Tourist sitting on a swing at a beach in Thailand.
© Marco Bottigelli | Moment | Getty Images
Thailand’s tourism recovery is poised for recovery as diplomatic relations with Saudi Arabia normalize and Chinese tourists return, according to American-born hotel tycoon William Heinecke.
“We’ve seen the recovery of all Saudi tourism into Thailand. Now there’s two flights a day from Saudi direct to Thailand,” Heinecke, who is chairman of Thai hospitality company Minor International, said on the sidelines of the Forbes Global CEO Conference in Singapore.
“There’s more coming and there’s a huge demand… Thailand has become a second home of choice for many people around the world. So we’re very optimistic,” Heinecke said, adding there has been more people from Eastern Europe, Russia and Ukraine purchasing real estate in Thailand.
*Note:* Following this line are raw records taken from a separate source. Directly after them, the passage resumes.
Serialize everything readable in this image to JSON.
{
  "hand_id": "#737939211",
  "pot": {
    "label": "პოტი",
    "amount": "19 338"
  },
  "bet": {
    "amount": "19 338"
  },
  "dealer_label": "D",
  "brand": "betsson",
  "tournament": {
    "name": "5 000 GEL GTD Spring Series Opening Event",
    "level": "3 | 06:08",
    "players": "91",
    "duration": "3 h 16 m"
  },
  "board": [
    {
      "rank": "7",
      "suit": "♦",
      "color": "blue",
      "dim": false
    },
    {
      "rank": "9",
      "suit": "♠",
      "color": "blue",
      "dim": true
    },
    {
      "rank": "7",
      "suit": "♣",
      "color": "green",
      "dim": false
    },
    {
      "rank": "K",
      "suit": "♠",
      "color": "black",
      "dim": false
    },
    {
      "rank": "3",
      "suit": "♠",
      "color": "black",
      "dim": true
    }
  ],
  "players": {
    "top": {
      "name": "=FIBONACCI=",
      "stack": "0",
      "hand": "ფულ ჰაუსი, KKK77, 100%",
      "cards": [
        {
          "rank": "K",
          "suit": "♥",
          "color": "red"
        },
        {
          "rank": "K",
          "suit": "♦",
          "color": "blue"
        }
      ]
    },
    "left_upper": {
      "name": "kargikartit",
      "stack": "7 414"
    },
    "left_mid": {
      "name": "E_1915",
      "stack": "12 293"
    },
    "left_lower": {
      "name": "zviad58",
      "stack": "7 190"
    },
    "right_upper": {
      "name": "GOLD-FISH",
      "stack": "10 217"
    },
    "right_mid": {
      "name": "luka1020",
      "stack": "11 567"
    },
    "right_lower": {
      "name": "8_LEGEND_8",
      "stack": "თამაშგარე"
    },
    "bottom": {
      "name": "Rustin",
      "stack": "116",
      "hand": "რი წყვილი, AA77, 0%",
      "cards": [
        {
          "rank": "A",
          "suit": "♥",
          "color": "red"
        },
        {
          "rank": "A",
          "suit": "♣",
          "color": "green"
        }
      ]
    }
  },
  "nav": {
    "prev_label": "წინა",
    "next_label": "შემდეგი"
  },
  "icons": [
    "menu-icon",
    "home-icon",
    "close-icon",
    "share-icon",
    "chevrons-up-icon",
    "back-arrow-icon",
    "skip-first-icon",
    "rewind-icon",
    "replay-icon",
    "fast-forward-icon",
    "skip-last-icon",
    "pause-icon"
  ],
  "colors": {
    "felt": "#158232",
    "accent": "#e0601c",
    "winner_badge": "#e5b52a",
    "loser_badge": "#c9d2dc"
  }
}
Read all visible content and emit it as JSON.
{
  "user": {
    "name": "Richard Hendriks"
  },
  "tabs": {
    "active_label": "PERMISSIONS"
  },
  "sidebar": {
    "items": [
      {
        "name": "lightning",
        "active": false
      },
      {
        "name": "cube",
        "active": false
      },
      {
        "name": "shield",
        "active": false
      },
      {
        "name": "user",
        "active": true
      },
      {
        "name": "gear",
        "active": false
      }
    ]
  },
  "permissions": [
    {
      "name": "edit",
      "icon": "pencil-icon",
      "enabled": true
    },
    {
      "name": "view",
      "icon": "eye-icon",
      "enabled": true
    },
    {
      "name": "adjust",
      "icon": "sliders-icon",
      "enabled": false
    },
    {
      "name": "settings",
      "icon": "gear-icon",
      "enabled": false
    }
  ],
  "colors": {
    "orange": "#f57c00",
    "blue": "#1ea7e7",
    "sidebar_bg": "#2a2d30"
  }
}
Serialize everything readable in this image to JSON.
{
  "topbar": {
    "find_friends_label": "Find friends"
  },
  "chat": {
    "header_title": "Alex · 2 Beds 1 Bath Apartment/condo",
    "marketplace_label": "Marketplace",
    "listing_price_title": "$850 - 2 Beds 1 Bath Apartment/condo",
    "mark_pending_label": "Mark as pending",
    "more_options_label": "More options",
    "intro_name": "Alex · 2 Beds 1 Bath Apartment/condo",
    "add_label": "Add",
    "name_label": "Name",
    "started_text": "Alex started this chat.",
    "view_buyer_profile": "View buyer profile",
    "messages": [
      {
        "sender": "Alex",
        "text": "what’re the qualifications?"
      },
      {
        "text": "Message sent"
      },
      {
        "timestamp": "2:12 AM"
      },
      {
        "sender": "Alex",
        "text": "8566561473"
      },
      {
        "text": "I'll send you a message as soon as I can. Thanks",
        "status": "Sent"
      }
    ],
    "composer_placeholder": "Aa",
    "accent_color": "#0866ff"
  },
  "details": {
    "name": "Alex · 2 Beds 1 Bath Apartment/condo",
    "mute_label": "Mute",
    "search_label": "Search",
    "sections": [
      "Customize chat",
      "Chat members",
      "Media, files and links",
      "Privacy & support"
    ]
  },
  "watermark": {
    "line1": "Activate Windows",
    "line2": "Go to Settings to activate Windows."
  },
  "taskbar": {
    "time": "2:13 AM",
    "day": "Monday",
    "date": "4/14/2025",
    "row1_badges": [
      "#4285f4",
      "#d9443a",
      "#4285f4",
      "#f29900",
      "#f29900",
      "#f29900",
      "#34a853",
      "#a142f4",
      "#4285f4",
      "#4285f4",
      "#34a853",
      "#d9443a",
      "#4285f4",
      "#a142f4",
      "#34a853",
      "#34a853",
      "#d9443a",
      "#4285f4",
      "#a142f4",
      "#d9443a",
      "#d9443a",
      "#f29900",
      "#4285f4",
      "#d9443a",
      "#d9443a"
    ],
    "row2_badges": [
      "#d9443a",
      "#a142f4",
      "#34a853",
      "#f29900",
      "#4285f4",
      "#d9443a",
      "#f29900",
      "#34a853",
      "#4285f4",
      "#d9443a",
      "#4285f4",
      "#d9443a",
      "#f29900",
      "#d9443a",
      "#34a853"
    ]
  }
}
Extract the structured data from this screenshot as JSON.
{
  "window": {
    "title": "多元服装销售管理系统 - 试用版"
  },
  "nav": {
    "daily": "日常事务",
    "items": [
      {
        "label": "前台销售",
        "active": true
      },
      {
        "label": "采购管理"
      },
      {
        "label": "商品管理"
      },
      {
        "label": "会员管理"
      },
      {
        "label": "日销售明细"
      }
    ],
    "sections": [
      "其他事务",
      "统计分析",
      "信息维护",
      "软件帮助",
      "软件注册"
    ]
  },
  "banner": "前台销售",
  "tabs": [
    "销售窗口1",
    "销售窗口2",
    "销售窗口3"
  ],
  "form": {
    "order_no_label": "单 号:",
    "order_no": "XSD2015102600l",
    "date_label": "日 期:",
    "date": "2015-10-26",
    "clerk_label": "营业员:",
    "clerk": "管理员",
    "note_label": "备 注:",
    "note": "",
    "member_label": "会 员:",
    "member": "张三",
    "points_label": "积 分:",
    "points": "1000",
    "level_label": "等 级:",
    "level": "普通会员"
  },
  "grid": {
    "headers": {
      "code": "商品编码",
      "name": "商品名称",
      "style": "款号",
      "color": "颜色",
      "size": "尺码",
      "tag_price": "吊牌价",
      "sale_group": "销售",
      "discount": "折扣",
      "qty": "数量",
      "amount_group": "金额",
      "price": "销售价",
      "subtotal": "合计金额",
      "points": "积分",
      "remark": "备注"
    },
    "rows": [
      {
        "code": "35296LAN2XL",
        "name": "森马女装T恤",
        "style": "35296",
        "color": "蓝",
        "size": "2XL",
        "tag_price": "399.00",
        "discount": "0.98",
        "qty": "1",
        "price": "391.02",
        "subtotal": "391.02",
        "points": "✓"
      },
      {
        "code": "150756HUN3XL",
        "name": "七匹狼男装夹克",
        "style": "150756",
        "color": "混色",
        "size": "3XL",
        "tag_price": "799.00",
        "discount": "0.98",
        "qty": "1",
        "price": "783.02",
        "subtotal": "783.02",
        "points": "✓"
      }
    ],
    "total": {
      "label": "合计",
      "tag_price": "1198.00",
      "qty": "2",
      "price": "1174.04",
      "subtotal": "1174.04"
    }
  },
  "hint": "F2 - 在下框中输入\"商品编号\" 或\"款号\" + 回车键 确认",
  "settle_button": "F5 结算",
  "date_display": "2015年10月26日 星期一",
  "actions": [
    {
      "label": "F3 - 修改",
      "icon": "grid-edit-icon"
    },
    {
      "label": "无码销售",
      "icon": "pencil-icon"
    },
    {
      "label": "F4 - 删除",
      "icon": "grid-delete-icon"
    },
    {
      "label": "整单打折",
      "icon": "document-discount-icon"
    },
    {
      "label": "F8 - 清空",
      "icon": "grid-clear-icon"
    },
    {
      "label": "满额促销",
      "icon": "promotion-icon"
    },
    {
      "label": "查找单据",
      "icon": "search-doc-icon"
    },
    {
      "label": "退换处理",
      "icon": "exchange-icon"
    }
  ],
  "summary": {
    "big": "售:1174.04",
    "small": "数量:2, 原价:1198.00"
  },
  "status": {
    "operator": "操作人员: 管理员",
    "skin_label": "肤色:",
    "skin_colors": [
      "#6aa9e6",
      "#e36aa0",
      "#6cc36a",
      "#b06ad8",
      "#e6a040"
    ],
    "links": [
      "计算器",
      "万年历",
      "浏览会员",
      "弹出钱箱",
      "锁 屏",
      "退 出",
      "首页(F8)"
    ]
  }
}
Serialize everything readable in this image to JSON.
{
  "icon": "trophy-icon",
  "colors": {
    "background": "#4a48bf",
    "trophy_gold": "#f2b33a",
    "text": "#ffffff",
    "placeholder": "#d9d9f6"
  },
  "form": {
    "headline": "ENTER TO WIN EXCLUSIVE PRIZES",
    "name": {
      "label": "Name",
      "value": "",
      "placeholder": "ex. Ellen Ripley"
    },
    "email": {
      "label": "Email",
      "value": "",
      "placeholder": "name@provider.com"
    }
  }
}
In January last year, former Thai Prime Minister Prayut Chan-o-cha and Saudi Arabia’s Crown Prince Mohammad bin Salman agreed to normalize diplomatic relations between the two countries. The meeting marked the thawing of relations after the 30-year “Blue Diamond Affair,” which involved the theft of Saudi jewels and the deaths of Saudi diplomats in Thailand.
According to data from Thailand’s tourism ministry, from January to July this year, there were more than 800,000 tourists from Russia visiting the Southeast Asian nation — that’s more than 10 times the 77,935 tourists seen in 2022 over the same period.
Likewise, the total number of Ukrainian travelers visiting Thailand from January to July this year increased to 20,507 compared to 7,967 in the same period in 2022.
The Middle East is “one of the most dynamic markets,” owing it to the region’s airlines like Emirates and Qatar Airways, Heinecke said.
“All of these airlines. It’s one stop from the Middle East to anywhere in the world. So the Middle East has become the hub for the world,” he said.
Additionally, Heinecke said he expects Thailand to benefit when Chinese tourism is back in full swing.
“As China comes back, we believe that will be another large step” for Thai tourism, he said.
However, that may take a little more time, Heinecke noted.
“We’ve already seen the recovery of the Chinese but it’s the high end [travelers],” he said. “The mass Chinese consumer is taking a little bit longer, but that’s going to have an impact all over the world.”